*ACTIVITY*
Determine how many lines in these records hold "icon". Only the number is wanted.

Excerpts from a dataset
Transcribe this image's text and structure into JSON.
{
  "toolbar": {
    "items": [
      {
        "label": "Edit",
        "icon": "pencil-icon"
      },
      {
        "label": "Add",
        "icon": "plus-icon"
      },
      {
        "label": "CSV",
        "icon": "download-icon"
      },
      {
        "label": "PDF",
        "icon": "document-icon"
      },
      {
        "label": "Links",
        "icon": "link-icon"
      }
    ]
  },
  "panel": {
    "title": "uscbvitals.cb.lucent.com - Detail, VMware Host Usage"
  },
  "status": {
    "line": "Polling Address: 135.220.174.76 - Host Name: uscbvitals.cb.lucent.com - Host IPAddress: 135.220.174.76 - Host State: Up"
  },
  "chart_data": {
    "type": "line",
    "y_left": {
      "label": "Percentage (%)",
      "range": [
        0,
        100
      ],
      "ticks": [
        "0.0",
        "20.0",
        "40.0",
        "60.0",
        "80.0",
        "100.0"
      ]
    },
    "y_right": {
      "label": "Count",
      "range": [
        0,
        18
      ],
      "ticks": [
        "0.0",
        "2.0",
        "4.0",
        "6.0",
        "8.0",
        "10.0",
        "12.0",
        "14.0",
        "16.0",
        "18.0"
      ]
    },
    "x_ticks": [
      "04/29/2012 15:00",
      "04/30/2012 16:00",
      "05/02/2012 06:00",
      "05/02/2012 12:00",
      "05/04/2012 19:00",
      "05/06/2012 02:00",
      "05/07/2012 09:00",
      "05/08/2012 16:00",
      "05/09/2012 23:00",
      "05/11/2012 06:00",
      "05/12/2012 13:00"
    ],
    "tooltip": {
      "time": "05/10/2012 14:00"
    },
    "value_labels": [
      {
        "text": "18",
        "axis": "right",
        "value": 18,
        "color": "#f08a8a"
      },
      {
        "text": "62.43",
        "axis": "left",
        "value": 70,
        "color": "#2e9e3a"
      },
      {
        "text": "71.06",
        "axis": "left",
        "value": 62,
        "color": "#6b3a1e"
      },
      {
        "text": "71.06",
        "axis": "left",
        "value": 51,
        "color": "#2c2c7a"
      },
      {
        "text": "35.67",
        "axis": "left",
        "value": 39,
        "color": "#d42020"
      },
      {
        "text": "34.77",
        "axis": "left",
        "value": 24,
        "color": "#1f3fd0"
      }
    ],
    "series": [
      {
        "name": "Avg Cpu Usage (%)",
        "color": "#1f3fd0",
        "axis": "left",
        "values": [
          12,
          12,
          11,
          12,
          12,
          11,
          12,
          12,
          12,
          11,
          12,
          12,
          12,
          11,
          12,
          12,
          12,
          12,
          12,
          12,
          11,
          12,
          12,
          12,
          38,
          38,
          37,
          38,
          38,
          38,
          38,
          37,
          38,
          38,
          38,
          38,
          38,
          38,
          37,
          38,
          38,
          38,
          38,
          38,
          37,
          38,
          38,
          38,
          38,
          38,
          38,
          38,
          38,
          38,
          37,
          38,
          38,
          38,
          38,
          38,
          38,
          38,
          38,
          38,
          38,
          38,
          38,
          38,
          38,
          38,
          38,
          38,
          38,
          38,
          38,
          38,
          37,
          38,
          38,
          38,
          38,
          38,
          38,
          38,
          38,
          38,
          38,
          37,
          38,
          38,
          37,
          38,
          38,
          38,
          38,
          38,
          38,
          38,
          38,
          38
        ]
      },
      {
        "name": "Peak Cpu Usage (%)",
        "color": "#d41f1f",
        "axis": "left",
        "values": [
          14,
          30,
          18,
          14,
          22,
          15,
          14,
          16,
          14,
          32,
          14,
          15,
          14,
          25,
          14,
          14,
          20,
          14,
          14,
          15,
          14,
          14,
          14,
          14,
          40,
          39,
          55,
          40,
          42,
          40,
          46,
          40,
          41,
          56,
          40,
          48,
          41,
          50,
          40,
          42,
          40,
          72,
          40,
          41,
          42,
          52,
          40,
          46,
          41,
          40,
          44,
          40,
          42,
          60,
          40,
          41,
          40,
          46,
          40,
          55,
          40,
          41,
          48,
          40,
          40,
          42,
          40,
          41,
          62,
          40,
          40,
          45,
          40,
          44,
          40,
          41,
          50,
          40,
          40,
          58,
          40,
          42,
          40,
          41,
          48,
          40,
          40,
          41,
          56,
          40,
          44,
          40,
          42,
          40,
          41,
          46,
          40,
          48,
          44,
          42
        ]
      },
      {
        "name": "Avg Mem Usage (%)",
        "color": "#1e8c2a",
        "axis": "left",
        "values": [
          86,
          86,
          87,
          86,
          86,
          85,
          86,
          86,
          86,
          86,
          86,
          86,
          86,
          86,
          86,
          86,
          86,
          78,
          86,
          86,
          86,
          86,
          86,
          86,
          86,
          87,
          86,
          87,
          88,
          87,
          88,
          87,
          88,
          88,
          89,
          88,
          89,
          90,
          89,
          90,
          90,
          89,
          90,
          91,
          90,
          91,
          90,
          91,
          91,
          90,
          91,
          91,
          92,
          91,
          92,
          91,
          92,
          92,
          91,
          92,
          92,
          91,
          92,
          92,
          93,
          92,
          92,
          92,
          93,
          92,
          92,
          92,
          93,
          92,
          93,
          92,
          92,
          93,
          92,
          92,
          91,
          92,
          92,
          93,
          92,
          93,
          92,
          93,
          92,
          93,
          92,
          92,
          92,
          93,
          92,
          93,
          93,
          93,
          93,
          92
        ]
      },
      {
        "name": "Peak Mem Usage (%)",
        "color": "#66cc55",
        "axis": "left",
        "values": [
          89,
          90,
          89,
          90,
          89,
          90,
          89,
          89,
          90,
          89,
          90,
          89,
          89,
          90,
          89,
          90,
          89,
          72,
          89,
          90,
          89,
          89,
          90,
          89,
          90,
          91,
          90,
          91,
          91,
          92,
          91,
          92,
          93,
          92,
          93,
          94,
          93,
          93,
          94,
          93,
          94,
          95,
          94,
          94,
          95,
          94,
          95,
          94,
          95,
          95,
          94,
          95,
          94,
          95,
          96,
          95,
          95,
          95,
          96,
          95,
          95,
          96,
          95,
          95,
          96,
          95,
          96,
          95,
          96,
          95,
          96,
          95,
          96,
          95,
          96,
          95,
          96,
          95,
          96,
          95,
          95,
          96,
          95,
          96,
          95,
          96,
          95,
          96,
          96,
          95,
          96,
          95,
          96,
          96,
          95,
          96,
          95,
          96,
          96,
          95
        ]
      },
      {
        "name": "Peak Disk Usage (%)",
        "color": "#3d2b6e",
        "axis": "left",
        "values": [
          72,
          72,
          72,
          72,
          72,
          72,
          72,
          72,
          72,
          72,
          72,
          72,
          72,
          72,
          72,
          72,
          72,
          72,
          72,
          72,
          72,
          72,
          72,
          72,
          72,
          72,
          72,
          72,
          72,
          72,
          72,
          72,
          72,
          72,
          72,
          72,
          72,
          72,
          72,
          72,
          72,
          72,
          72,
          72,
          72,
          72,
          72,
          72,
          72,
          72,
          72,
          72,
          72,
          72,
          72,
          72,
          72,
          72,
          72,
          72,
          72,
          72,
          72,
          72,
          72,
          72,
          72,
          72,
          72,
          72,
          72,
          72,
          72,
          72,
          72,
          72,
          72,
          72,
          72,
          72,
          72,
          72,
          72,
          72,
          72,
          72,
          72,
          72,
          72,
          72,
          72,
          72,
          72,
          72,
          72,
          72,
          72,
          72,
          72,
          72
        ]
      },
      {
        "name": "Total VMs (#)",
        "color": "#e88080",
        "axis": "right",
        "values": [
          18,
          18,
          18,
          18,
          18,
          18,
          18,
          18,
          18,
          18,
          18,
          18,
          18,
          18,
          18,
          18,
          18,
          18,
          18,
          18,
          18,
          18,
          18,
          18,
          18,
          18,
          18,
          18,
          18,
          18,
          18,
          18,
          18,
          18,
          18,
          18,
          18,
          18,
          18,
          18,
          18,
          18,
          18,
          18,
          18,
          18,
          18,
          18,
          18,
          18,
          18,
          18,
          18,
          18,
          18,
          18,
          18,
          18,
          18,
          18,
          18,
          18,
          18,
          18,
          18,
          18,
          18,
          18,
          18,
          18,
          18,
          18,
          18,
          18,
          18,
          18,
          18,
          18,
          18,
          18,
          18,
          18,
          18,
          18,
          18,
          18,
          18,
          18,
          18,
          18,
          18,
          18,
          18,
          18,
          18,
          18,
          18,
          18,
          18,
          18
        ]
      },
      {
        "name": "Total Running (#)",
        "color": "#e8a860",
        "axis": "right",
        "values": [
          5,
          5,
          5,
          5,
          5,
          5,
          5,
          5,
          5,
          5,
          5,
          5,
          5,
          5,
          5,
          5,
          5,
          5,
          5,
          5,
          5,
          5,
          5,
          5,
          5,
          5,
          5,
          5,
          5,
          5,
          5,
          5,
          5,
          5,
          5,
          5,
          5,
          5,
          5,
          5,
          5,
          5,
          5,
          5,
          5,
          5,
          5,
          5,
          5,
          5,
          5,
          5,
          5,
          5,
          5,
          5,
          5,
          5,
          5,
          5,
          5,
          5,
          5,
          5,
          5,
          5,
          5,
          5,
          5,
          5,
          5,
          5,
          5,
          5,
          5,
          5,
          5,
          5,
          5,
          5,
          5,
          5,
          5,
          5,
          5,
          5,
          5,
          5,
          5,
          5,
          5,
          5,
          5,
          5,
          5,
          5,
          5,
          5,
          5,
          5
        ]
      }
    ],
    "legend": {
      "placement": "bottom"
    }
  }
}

*ANSWER AREA*
5